Higher Education, Science and Innovation Minister, Dr Blade Nzimande, has commended South African universities for collaborating with foreign universities in an effort to revive and preserve indigenous African languages.
The Universities of Rhodes, North West, KwaZulu-Natal and Western Cape have collaborated with foreign universities on indigenous African languages, through Project Baqonde (meaning “let them understand” in Nguni languages).
Project Baqonde is funded by the European Union, and aims to facilitate and promote the use of indigenous African languages as mediums of instruction at higher education institutions in South Africa.
“As South Africa, we welcome this important initiative by the four South African universities and also appreciate the Salamanca University in Spain, Trinity College Dublin in Ireland, and the University of Groningen in the Netherlands, who are the three partner European institutions taking part in the initiative,” Nzimande said.
He reiterated his long-held view on the importance of the development of African languages in the education system.
“Over the years, we have witnessed the gradual dearth of our languages, apart from English and Afrikaans, in the absence of their development as languages of teaching and learning, commerce and academia more generally.
“The debate is no longer whether we should develop African languages as languages of scholarship in academia, but rather when and how these languages should be part of our academic discourse beyond the mere symbolism that is currently at play at most of our universities,” Nzimande said.
Language Policy Framework
The Minister acknowledged a number of other initiatives in this regard from other universities in the country.
He called upon all South African universities to intensify work on this front, as part of implementing the South Africa’s Language Policy Framework for Public Higher Education Institutions, which he signed in August 2020.
“Project Baqonde will undoubtedly contribute to the higher education policy framework, and also build on the results of a similar initiative I had initiated in October 2010, in my former capacity as Minister of Higher Education and Training, to strengthen and develop African languages as languages of science and academia,” Nzimande said.
The South African Language Policy Framework for Public Higher Education Institution aims to provide a framework for the development and strengthening of all South African 11 official languages, with a particular focus on the development of African languages as languages of scholarship, teaching, learning and communication at universities, amongst others.
“The policy provides guidelines for the development, implementation, monitoring and evaluation of institutional language policies and contributes to transformation in higher education, with specific reference to universities, through enhancing the status and roles of previously marginalised South African languages to foster institutional inclusivity, as well as social cohesion.
“The development of African languages is an indispensable component of transformation and of higher education in our country. The development of African languages is tied to social justice, which is an indispensable element of nation building and the promotion of social cohesion,” the Minister said.

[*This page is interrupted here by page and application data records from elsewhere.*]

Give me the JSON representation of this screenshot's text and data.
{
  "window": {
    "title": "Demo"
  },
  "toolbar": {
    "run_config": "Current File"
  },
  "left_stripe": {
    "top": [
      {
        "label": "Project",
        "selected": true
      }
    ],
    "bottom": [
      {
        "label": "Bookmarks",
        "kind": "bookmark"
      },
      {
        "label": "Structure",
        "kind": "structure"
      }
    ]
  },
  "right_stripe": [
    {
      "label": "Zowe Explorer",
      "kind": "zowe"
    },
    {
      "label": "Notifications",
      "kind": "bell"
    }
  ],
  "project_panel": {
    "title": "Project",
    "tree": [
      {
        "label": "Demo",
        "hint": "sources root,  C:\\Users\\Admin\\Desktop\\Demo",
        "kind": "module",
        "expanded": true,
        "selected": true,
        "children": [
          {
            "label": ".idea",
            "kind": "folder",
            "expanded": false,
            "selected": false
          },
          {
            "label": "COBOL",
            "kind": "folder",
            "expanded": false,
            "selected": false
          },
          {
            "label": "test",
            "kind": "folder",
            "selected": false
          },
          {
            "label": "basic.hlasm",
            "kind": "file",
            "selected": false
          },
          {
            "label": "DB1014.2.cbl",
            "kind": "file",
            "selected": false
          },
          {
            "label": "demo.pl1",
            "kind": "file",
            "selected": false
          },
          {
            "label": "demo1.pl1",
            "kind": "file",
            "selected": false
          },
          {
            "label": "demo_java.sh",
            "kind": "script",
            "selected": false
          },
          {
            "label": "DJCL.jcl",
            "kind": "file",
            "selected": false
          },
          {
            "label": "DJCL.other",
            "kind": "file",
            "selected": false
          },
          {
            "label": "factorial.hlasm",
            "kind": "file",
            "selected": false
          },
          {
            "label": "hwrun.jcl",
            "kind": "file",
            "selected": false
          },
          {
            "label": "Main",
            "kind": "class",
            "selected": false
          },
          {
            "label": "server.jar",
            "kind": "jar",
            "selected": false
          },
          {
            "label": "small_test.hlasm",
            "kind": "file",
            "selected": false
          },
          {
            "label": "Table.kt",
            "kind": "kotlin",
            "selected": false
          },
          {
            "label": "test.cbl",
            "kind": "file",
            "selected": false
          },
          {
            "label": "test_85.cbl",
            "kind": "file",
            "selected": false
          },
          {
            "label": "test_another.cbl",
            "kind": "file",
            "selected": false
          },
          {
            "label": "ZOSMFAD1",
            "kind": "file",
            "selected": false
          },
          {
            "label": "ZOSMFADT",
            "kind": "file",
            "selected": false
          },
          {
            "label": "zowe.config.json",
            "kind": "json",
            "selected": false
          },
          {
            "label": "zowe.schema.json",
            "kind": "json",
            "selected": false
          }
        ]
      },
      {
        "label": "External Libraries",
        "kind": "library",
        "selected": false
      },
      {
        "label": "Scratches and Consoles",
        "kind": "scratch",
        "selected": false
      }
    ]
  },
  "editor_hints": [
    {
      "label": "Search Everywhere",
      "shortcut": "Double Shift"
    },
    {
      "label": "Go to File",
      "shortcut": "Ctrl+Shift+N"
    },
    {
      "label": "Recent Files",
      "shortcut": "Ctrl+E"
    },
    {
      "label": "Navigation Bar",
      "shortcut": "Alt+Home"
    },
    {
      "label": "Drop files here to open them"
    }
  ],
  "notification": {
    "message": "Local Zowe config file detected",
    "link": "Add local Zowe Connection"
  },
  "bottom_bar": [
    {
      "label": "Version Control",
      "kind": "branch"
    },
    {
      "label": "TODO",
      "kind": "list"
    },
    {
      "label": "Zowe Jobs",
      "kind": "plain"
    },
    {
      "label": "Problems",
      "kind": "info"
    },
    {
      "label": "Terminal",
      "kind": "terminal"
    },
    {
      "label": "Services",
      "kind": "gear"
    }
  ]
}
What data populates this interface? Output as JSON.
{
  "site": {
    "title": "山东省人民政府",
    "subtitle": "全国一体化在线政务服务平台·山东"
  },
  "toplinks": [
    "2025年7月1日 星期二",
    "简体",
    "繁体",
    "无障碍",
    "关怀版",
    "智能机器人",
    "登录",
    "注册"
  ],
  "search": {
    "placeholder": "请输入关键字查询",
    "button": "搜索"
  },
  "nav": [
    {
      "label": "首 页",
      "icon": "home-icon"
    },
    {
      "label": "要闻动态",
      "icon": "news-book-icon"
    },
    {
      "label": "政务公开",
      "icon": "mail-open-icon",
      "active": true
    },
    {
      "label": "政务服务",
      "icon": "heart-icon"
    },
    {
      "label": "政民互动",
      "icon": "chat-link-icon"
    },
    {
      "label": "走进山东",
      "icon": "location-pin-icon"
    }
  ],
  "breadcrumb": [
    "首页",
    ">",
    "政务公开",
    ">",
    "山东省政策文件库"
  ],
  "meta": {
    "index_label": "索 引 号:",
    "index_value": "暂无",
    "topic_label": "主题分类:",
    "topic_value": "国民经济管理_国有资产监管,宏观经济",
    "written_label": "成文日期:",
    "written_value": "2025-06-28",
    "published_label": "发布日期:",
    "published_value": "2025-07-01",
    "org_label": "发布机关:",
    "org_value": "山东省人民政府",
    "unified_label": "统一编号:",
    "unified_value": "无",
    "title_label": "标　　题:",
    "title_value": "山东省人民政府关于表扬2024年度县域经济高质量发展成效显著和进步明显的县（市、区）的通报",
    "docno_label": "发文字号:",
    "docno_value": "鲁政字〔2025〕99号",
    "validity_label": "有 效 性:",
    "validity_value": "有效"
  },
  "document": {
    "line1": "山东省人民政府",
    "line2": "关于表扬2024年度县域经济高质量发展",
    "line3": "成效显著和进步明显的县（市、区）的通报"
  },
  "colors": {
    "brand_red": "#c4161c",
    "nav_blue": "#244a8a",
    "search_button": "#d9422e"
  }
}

The development of all official languages is a necessity for human rights and dignity, access and success at post-school institutions, preservation of heritage, communication and culture, Nzimande said. – SAnews